    After having the “no, I can’t just give you a form, that’s unauthorized practice of law” conversation, I recommended his friend call our office and ask to speak to one of our lawyers who does a lot of construction law. I told him I was sure the two of them could sit down and come to an agreement about what was possible within his budget (it’s a small business but with enough revenue that he needs a regular go-to lawyer for occasional advice).

    I checked with the other lawyer’s secretary a few weeks later — the guy never called. And that’s not the first time I’ve seen that happen.

    I think a lot of practicing attorneys underestimate how intimidating the client intake process is and how uncomfortable potential clients are with the whole “I can’t tell you how much this is going to cost until we get into it” model. I think it’s this discomfort that drives people to LegalZoom/Docracy/whatever.

  • At some point, a competent group of lawyers will probably manage to put together an online document service that actually does its users a service.
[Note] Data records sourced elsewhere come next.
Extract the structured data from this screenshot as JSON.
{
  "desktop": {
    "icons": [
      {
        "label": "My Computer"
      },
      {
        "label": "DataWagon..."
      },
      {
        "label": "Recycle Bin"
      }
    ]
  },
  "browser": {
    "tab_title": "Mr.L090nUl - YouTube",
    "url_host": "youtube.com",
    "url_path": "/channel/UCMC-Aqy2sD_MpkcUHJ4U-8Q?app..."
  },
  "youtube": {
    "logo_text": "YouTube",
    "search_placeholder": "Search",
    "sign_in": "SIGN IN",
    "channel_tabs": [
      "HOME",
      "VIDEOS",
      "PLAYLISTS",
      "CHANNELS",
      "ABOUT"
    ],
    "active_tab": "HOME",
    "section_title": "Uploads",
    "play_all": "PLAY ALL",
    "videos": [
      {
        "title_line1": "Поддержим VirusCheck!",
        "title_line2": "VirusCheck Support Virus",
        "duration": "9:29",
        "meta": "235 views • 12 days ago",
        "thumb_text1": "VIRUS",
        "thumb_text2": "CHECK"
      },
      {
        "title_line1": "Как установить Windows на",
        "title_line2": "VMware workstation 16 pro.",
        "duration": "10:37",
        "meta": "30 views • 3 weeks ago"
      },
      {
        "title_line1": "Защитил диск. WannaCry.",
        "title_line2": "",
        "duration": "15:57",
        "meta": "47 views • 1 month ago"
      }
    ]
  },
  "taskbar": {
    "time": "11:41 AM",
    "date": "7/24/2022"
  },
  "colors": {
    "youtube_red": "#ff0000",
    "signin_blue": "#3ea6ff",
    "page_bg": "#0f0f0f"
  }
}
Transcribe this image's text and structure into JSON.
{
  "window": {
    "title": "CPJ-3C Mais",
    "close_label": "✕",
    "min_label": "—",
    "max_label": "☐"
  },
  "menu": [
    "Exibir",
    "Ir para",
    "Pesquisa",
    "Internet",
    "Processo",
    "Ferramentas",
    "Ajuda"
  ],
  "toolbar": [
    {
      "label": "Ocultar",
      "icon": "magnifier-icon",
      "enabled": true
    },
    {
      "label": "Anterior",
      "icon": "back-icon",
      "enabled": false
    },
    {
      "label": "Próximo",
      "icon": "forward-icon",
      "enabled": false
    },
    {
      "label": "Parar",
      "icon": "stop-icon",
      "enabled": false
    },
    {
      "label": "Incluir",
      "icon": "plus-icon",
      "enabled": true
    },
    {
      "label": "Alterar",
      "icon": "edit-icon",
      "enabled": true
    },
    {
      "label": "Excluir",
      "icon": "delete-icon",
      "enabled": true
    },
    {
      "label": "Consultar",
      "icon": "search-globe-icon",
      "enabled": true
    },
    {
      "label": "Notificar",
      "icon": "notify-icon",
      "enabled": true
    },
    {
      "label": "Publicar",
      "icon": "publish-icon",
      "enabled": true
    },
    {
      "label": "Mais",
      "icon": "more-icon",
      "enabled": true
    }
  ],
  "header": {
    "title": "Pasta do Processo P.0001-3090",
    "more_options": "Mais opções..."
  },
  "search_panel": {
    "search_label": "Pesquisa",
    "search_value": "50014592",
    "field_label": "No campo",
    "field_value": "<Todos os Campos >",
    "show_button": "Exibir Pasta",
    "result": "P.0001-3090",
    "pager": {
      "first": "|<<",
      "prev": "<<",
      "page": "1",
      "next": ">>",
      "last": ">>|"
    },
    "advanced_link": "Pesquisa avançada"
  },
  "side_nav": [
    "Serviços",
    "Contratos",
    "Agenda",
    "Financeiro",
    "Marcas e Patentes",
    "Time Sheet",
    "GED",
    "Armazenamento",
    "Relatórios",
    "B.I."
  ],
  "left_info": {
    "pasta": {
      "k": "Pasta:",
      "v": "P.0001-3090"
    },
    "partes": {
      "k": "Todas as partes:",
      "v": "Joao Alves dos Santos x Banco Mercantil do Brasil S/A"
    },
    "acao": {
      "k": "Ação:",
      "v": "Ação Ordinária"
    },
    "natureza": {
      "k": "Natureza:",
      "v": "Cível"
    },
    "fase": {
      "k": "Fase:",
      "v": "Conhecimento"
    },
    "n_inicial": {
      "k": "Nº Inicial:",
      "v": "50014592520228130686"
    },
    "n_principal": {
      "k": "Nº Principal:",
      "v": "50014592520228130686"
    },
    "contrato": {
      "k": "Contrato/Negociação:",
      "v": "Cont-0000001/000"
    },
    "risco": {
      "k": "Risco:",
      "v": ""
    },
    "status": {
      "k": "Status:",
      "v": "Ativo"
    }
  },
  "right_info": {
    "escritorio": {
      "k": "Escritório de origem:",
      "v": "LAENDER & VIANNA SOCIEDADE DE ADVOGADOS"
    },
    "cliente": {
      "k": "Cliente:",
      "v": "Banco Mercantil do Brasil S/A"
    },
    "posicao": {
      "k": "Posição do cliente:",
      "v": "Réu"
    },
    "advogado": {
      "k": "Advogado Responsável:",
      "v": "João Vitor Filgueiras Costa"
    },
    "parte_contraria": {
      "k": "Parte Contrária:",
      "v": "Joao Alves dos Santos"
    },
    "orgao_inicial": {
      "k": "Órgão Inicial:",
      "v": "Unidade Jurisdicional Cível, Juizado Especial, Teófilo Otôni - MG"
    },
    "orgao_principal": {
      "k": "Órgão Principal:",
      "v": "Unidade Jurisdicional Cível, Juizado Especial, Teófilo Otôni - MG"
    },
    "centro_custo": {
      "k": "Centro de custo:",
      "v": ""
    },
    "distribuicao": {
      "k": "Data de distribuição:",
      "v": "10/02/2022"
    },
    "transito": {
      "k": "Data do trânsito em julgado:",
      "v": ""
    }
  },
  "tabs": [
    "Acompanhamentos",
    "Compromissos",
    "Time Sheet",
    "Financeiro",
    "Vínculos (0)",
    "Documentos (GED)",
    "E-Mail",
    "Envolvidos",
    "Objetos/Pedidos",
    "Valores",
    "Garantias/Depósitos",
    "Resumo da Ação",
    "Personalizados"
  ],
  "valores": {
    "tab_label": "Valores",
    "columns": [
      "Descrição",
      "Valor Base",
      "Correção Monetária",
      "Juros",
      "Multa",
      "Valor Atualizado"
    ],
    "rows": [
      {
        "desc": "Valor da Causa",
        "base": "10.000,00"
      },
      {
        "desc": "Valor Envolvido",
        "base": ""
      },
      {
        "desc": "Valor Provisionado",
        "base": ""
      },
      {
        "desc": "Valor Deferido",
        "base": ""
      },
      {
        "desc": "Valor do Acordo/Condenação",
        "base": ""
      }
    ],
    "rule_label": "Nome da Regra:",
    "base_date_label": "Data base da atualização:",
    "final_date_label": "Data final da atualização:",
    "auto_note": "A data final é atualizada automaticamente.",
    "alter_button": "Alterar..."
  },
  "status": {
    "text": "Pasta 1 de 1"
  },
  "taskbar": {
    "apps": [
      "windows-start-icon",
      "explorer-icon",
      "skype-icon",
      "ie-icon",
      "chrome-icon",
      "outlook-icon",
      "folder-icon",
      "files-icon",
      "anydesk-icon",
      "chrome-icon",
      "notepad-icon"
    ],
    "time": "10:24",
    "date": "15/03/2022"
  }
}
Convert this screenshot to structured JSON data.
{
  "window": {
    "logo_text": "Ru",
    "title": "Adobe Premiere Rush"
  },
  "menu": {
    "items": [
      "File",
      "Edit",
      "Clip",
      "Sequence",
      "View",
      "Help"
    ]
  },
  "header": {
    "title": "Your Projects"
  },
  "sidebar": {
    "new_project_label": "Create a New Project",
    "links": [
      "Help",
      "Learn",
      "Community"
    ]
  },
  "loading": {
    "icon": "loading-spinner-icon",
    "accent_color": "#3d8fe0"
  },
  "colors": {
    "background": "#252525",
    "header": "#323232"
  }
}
Until now, as far as I can tell, online document services are created by lawyers who don’t have the competence to make better money serving clients more directly.

    Docracy is an attempt to close that gap by giving competent lawyers an incentive to put good legal documents online. Unfortunately, even a good legal document is useless if it is the wrong legal document, or contains wrong terms. Docracy doesn’t seem to address this.

    Making online legal documents work takes more than just the document, because the document must be customized to the need. That takes a lot of time, knowledge, experience, and maintenance. And most lawyers with the necessary knowledge and experience would rather spend their time serving clients and making real money.

    • I agree with Sam, for the most part. However, I think there are some services traditionally performed by lawyers (and I am a lawyer in a transactional practice) that can be performed as well, or even better, by well-written software, e.g. simple wills, articles of organization, etc.

      But there is a big caveat to all of this, as has already been discussed but deserves further emphasis, the documents have to be well-written and correct in the first place. I have cleaned up many messes for clients who thought they were savvy enough to make legal documents on their own, but weren’t – in fact that has been a fairly large revenue center for my practice.

  • When the so-called futurists predict the end of the profession as we know it now, they typically mention on line legal documents as one reason to support their case. I respectfully dissent from that point of view. Although I have no statistics to support my argument, my gut tells me that the vast majority of folks using on line documents never went to attorneys anyway. In other words, twenty years ago if you were too cheap or couldn’t afford a lawyer, you either borrowed something from someone you knew and modified it or went without one. Today, there’s a third option. In either case, the business lost to traditional lawyers is the same; not much. Moreover, as pointed out in the post, use of on line documents frequently creates business for lawyers. So even if some business is lost to on line documents, it’s a wash with the business created by them.

  • I see more value in Docracy as a place for lawyers to share forms with other lawyers.

    To make an analogy: there are plenty of sick people who know that one of three treatments will make them feel better. If drugs were available on the internet, they’d just pick one. But they can’t. They have to see a doctor and get diagnosed, even if it’s a simple strep test.

    Similarly, all lawyers have their own forms and templates for many tasks. Having a wikipedia-style resource for them to draw on could improve the practice of law for everyone by crowd-sourcing tasks that are often forgotten, like eliminating legalese.